What are you doing New Year’s Eve?

That’s the question posed by the great songwriter Frank Loesser, who also wrote another holiday classic — “Baby, It’s Cold Outside.”

We’ve seen plenty of New Year’s Eves, and we long ago left the crazy parties behind. We’ll leave Amateur Night to the amateurs.

The only time it’ll get anywhere close to wild for us is at midnight, when we’ll stick the fireworks in the snow and fire them off.

Just three questions for you, then.

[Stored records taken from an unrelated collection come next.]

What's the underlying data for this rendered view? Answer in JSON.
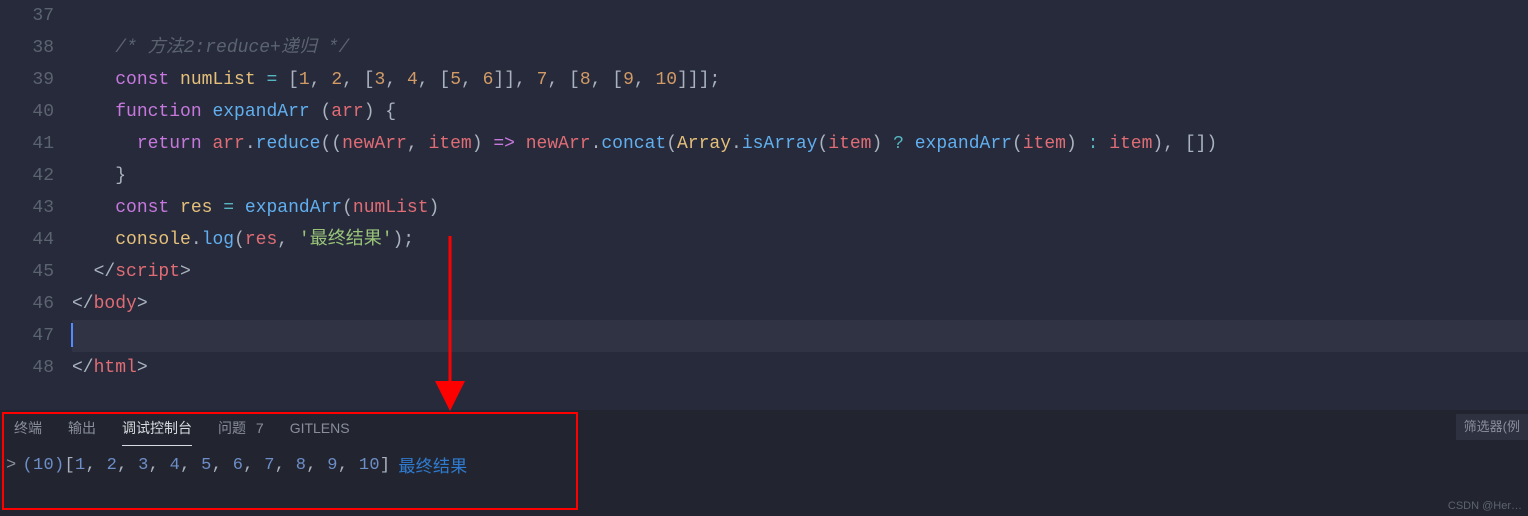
{
  "editor": {
    "lines": [
      {
        "num": "37",
        "tokens": []
      },
      {
        "num": "38",
        "tokens": [
          {
            "t": "    ",
            "c": "punc"
          },
          {
            "t": "/* 方法2:reduce+递归 */",
            "c": "cm"
          }
        ]
      },
      {
        "num": "39",
        "tokens": [
          {
            "t": "    ",
            "c": "punc"
          },
          {
            "t": "const",
            "c": "kw"
          },
          {
            "t": " ",
            "c": "punc"
          },
          {
            "t": "numList",
            "c": "var"
          },
          {
            "t": " ",
            "c": "punc"
          },
          {
            "t": "=",
            "c": "op"
          },
          {
            "t": " [",
            "c": "punc"
          },
          {
            "t": "1",
            "c": "num"
          },
          {
            "t": ", ",
            "c": "punc"
          },
          {
            "t": "2",
            "c": "num"
          },
          {
            "t": ", [",
            "c": "punc"
          },
          {
            "t": "3",
            "c": "num"
          },
          {
            "t": ", ",
            "c": "punc"
          },
          {
            "t": "4",
            "c": "num"
          },
          {
            "t": ", [",
            "c": "punc"
          },
          {
            "t": "5",
            "c": "num"
          },
          {
            "t": ", ",
            "c": "punc"
          },
          {
            "t": "6",
            "c": "num"
          },
          {
            "t": "]], ",
            "c": "punc"
          },
          {
            "t": "7",
            "c": "num"
          },
          {
            "t": ", [",
            "c": "punc"
          },
          {
            "t": "8",
            "c": "num"
          },
          {
            "t": ", [",
            "c": "punc"
          },
          {
            "t": "9",
            "c": "num"
          },
          {
            "t": ", ",
            "c": "punc"
          },
          {
            "t": "10",
            "c": "num"
          },
          {
            "t": "]]];",
            "c": "punc"
          }
        ]
      },
      {
        "num": "40",
        "tokens": [
          {
            "t": "    ",
            "c": "punc"
          },
          {
            "t": "function",
            "c": "kw"
          },
          {
            "t": " ",
            "c": "punc"
          },
          {
            "t": "expandArr",
            "c": "fn"
          },
          {
            "t": " (",
            "c": "punc"
          },
          {
            "t": "arr",
            "c": "param"
          },
          {
            "t": ") {",
            "c": "punc"
          }
        ]
      },
      {
        "num": "41",
        "tokens": [
          {
            "t": "      ",
            "c": "punc"
          },
          {
            "t": "return",
            "c": "kw"
          },
          {
            "t": " ",
            "c": "punc"
          },
          {
            "t": "arr",
            "c": "param"
          },
          {
            "t": ".",
            "c": "punc"
          },
          {
            "t": "reduce",
            "c": "fn"
          },
          {
            "t": "((",
            "c": "punc"
          },
          {
            "t": "newArr",
            "c": "param"
          },
          {
            "t": ", ",
            "c": "punc"
          },
          {
            "t": "item",
            "c": "param"
          },
          {
            "t": ") ",
            "c": "punc"
          },
          {
            "t": "=>",
            "c": "kw"
          },
          {
            "t": " ",
            "c": "punc"
          },
          {
            "t": "newArr",
            "c": "param"
          },
          {
            "t": ".",
            "c": "punc"
          },
          {
            "t": "concat",
            "c": "fn"
          },
          {
            "t": "(",
            "c": "punc"
          },
          {
            "t": "Array",
            "c": "var"
          },
          {
            "t": ".",
            "c": "punc"
          },
          {
            "t": "isArray",
            "c": "fn"
          },
          {
            "t": "(",
            "c": "punc"
          },
          {
            "t": "item",
            "c": "param"
          },
          {
            "t": ") ",
            "c": "punc"
          },
          {
            "t": "?",
            "c": "op"
          },
          {
            "t": " ",
            "c": "punc"
          },
          {
            "t": "expandArr",
            "c": "fn"
          },
          {
            "t": "(",
            "c": "punc"
          },
          {
            "t": "item",
            "c": "param"
          },
          {
            "t": ") ",
            "c": "punc"
          },
          {
            "t": ":",
            "c": "op"
          },
          {
            "t": " ",
            "c": "punc"
          },
          {
            "t": "item",
            "c": "param"
          },
          {
            "t": "), [])",
            "c": "punc"
          }
        ]
      },
      {
        "num": "42",
        "tokens": [
          {
            "t": "    }",
            "c": "punc"
          }
        ]
      },
      {
        "num": "43",
        "tokens": [
          {
            "t": "    ",
            "c": "punc"
          },
          {
            "t": "const",
            "c": "kw"
          },
          {
            "t": " ",
            "c": "punc"
          },
          {
            "t": "res",
            "c": "var"
          },
          {
            "t": " ",
            "c": "punc"
          },
          {
            "t": "=",
            "c": "op"
          },
          {
            "t": " ",
            "c": "punc"
          },
          {
            "t": "expandArr",
            "c": "fn"
          },
          {
            "t": "(",
            "c": "punc"
          },
          {
            "t": "numList",
            "c": "param"
          },
          {
            "t": ")",
            "c": "punc"
          }
        ]
      },
      {
        "num": "44",
        "tokens": [
          {
            "t": "    ",
            "c": "punc"
          },
          {
            "t": "console",
            "c": "var"
          },
          {
            "t": ".",
            "c": "punc"
          },
          {
            "t": "log",
            "c": "fn"
          },
          {
            "t": "(",
            "c": "punc"
          },
          {
            "t": "res",
            "c": "param"
          },
          {
            "t": ", ",
            "c": "punc"
          },
          {
            "t": "'最终结果'",
            "c": "str"
          },
          {
            "t": ");",
            "c": "punc"
          }
        ]
      },
      {
        "num": "45",
        "tokens": [
          {
            "t": "  ",
            "c": "punc"
          },
          {
            "t": "</",
            "c": "tagb"
          },
          {
            "t": "script",
            "c": "tag"
          },
          {
            "t": ">",
            "c": "tagb"
          }
        ]
      },
      {
        "num": "46",
        "tokens": [
          {
            "t": "",
            "c": "punc"
          },
          {
            "t": "</",
            "c": "tagb"
          },
          {
            "t": "body",
            "c": "tag"
          },
          {
            "t": ">",
            "c": "tagb"
          }
        ]
      },
      {
        "num": "47",
        "tokens": [],
        "active": true
      },
      {
        "num": "48",
        "tokens": [
          {
            "t": "",
            "c": "punc"
          },
          {
            "t": "</",
            "c": "tagb"
          },
          {
            "t": "html",
            "c": "tag"
          },
          {
            "t": ">",
            "c": "tagb"
          }
        ]
      }
    ]
  },
  "panel": {
    "tabs": {
      "terminal": "终端",
      "output": "输出",
      "debug": "调试控制台",
      "problems": "问题",
      "problems_count": "7",
      "gitlens": "GITLENS"
    },
    "filter_placeholder": "筛选器(例",
    "console": {
      "chevron": ">",
      "count": "(10)",
      "open": " [",
      "values": [
        "1",
        "2",
        "3",
        "4",
        "5",
        "6",
        "7",
        "8",
        "9",
        "10"
      ],
      "close": "]",
      "label": "最终结果"
    }
  },
  "watermark": "CSDN @Her…"
}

Do you like your sexy, sophisticated New Year’s tune as a solo by one of America’s great female pop singers, served up in vintage nightclub style?

steveeydieholidayfeelinglp

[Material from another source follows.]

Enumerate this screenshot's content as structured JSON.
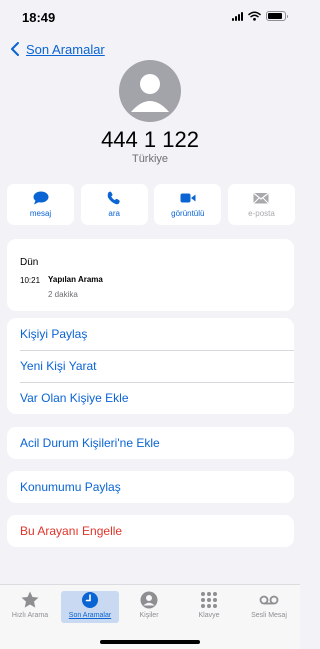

“What Are You Doing New Year’s Eve,” Eydie Gorme, from “That Holiday Feeling!” Steve Lawrence and Eydie Gorme, 1964. (Sorry, Steve sits this one out.)

Or as a sexy husband-and-wife duet, paying homage to that style?

setzerdigcrazyxmascd

“What Are You Doing New Year’s Eve,” Brian Setzer and Julie Reiten, from “Dig That Crazy Christmas,” the Brian Setzer Orchestra, 2004.

Or as a sizzling, sax-driven instrumental with a style all its own?

soulxmascd

“What Are You Doing New Year’s Eve,” King Curtis, from “Soul Christmas,” 1968. (Recorded on Oct. 23, 1968, at Atlantic Studios in New York. That’s Duane Allman on guitar.)

3 Comments

Filed under December 2008, Sounds